Did Jesus overlook the failure of the others to express gratitude? The account continues: “In reply Jesus said: ‘The ten were cleansed, were they not? Where, then, are the other nine? Were none found that turned back to give glory to God but this man of another nation?’”—Luke 17:17, 18.

The other nine lepers were not wicked men. Earlier, they had openly expressed faith in Jesus and willingly obeyed his instructions, which involved traveling to Jerusalem to show themselves to the priests. However, although they no doubt felt deep appreciation for Jesus’ kind act, they failed to express that appreciation to him. Their conduct disappointed Christ. What about us? When someone treats us well, are we quick to say thank you and, where appropriate, to show appreciation by sending a written note?

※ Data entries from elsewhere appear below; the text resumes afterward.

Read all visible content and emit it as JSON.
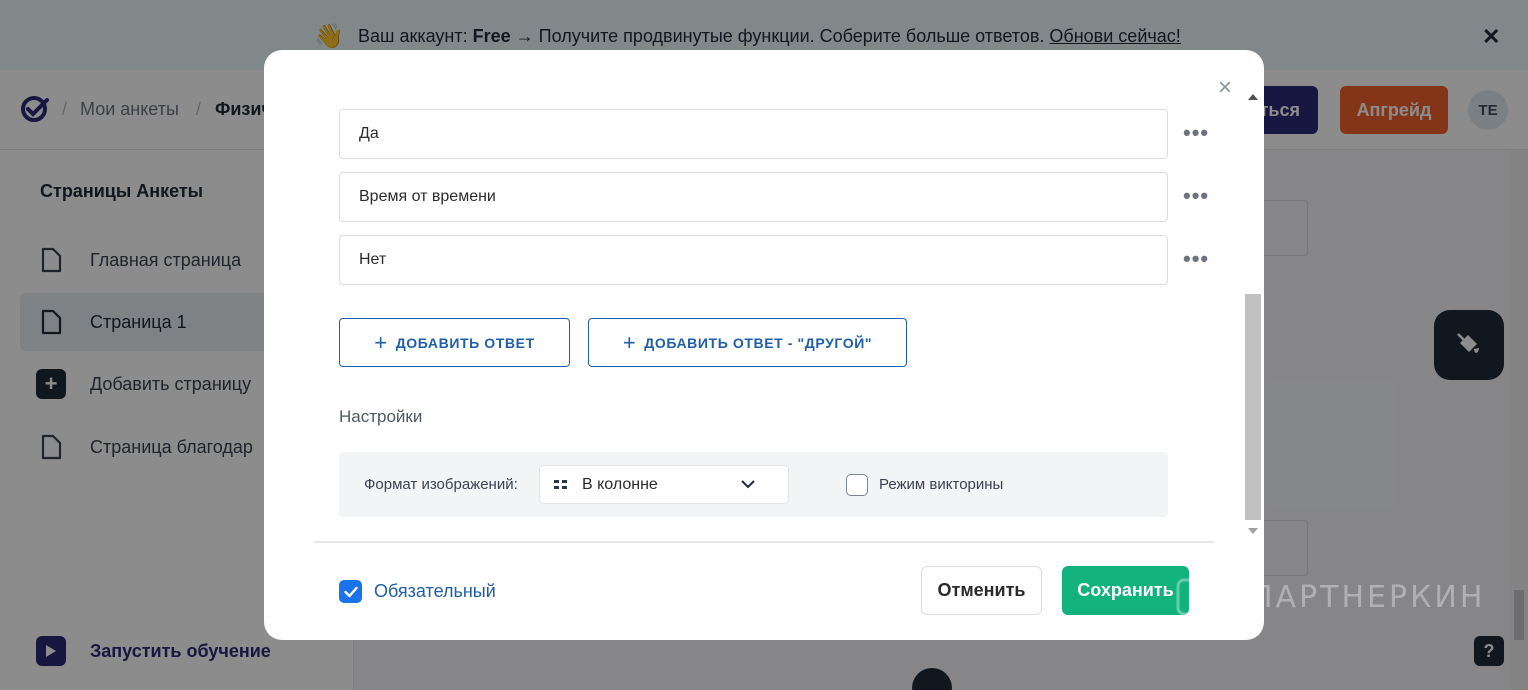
{
  "banner": {
    "prefix": "Ваш аккаунт: ",
    "plan": "Free",
    "middle": " → Получите продвинутые функции. Соберите больше ответов. ",
    "link": "Обнови сейчас!",
    "close_glyph": "✕",
    "emoji": "👋"
  },
  "topbar": {
    "breadcrumb": [
      "Мои анкеты",
      "Физич"
    ],
    "separator": "/",
    "publish_label": "ться",
    "upgrade_label": "Апгрейд",
    "avatar_initials": "TE"
  },
  "sidebar": {
    "title": "Страницы Анкеты",
    "items": [
      {
        "label": "Главная страница",
        "icon": "page-icon"
      },
      {
        "label": "Страница 1",
        "icon": "page-icon"
      },
      {
        "label": "Добавить страницу",
        "icon": "plus-icon"
      },
      {
        "label": "Страница благодар",
        "icon": "page-icon"
      }
    ],
    "learn_label": "Запустить обучение"
  },
  "modal": {
    "close_glyph": "×",
    "answers": [
      "Да",
      "Время от времени",
      "Нет"
    ],
    "more_glyph": "•••",
    "add_answer": "ДОБАВИТЬ ОТВЕТ",
    "add_other": "ДОБАВИТЬ ОТВЕТ - \"ДРУГОЙ\"",
    "settings_title": "Настройки",
    "image_format_label": "Формат изображений:",
    "image_format_value": "В колонне",
    "quiz_label": "Режим викторины",
    "quiz_checked": false,
    "required_label": "Обязательный",
    "required_checked": true,
    "cancel_label": "Отменить",
    "save_label": "Сохранить"
  },
  "help_glyph": "?",
  "watermark": "ПАРТНЕРКИН",
  "colors": {
    "primary_blue": "#1f5ea8",
    "save_green": "#11b27c",
    "upgrade_orange": "#f0612d",
    "publish_navy": "#2b2a77",
    "checkbox_blue": "#1a73e8"
  }
}
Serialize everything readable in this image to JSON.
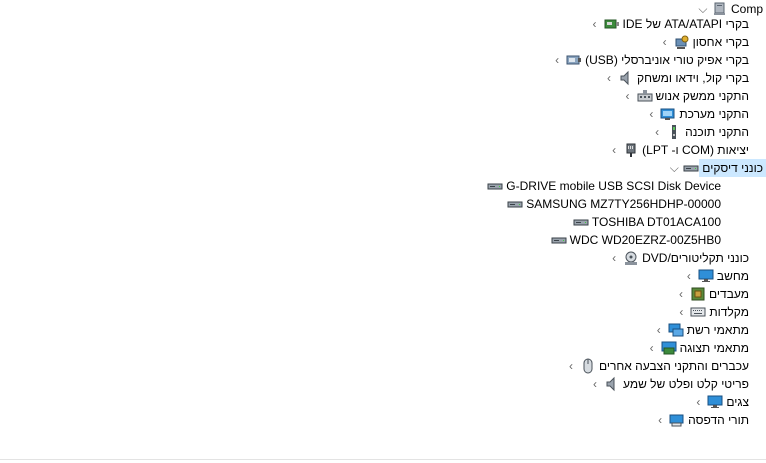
{
  "tree": {
    "root": {
      "label": "Comp",
      "icon": "computer-icon",
      "expanded": true
    },
    "categories": [
      {
        "label": "בקרי ATA/ATAPI של IDE",
        "icon": "ide-controller-icon"
      },
      {
        "label": "בקרי אחסון",
        "icon": "storage-controller-icon"
      },
      {
        "label": "בקרי אפיק טורי אוניברסלי (USB)",
        "icon": "usb-controller-icon"
      },
      {
        "label": "בקרי קול, וידאו ומשחק",
        "icon": "speaker-icon"
      },
      {
        "label": "התקני ממשק אנוש",
        "icon": "hid-icon"
      },
      {
        "label": "התקני מערכת",
        "icon": "system-device-icon"
      },
      {
        "label": "התקני תוכנה",
        "icon": "software-device-icon"
      },
      {
        "label": "יציאות (COM ו- LPT)",
        "icon": "port-icon"
      },
      {
        "label": "כונני דיסקים",
        "icon": "disk-drive-icon",
        "expanded": true,
        "selected": true
      },
      {
        "label": "כונני תקליטורים/DVD",
        "icon": "dvd-drive-icon"
      },
      {
        "label": "מחשב",
        "icon": "monitor-icon"
      },
      {
        "label": "מעבדים",
        "icon": "processor-icon"
      },
      {
        "label": "מקלדות",
        "icon": "keyboard-icon"
      },
      {
        "label": "מתאמי רשת",
        "icon": "network-adapter-icon"
      },
      {
        "label": "מתאמי תצוגה",
        "icon": "display-adapter-icon"
      },
      {
        "label": "עכברים והתקני הצבעה אחרים",
        "icon": "mouse-icon"
      },
      {
        "label": "פריטי קלט ופלט של שמע",
        "icon": "audio-io-icon"
      },
      {
        "label": "צגים",
        "icon": "monitor-icon"
      },
      {
        "label": "תורי הדפסה",
        "icon": "print-queue-icon"
      }
    ],
    "disk_drives": [
      "G-DRIVE mobile USB SCSI Disk Device",
      "SAMSUNG MZ7TY256HDHP-00000",
      "TOSHIBA DT01ACA100",
      "WDC WD20EZRZ-00Z5HB0"
    ]
  },
  "colors": {
    "selection": "#cce8ff",
    "chevron": "#666666"
  }
}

The Bible says that “love is not ill-mannered or selfish.” (1 Corinthians 13:5, Today’s English Version) Therefore, sincere expressions of appreciation are not only a sign of good manners but also an evidence of love. As the incident involving the lepers teaches us, those who wish to please Christ owe such love and appreciation to all, regardless of their nationality, race, or religion.

Ask yourself, ‘When was the last time that I thanked a neighbor, a workmate, a schoolmate, a hospital-staff member, a storekeeper, or somebody else who helped me?’ Why not keep a record for a day or two, marking down the number of times that you actually do say thank you or write a thank-you note? Such a record may help you see where you can improve in expressing appreciation.

Of course, the one who deserves our thanks most is Jehovah God. He is the Giver of “every good gift and every perfect present.” (James 1:17) When was the last time that you sincerely expressed appreciation to God for specific things he has done for you?—1 Thessalonians 5:17, 18.

Why Show Appreciation Even Though Others Do Not?

Others may not reciprocate when we show appreciation. Why, then, should we express gratitude even though others do not? Consider just one reason.

By doing good to those who lack appreciation, we will be imitating our gracious Creator, Jehovah God. The fact that many do not appreciate the love Jehovah shows does not stop him from doing good to them. (Romans 5:8; 1 John 4:9, 10) He makes “his sun rise upon wicked people and good and makes it rain upon righteous people and unrighteous.” If we endeavor to show appreciation despite living in a thankless world, we will prove ourselves to be “sons of [our] Father who is in the heavens.”—Matthew 5:45.

[Footnote]

Many parents have read and discussed with their children the book Learn From the Great Teacher, published by Jehovah’s Witnesses. Chapter 18 is entitled “Do You Remember to Say Thank You?”

[Blurb on page 15]

Keep a record for a day or two, marking down the number of times that you actually do say thank you

[Picture on page 15]

Even young children can be trained to express appreciation

[Picture on page 15]

Set an example for your children in expressing appreciation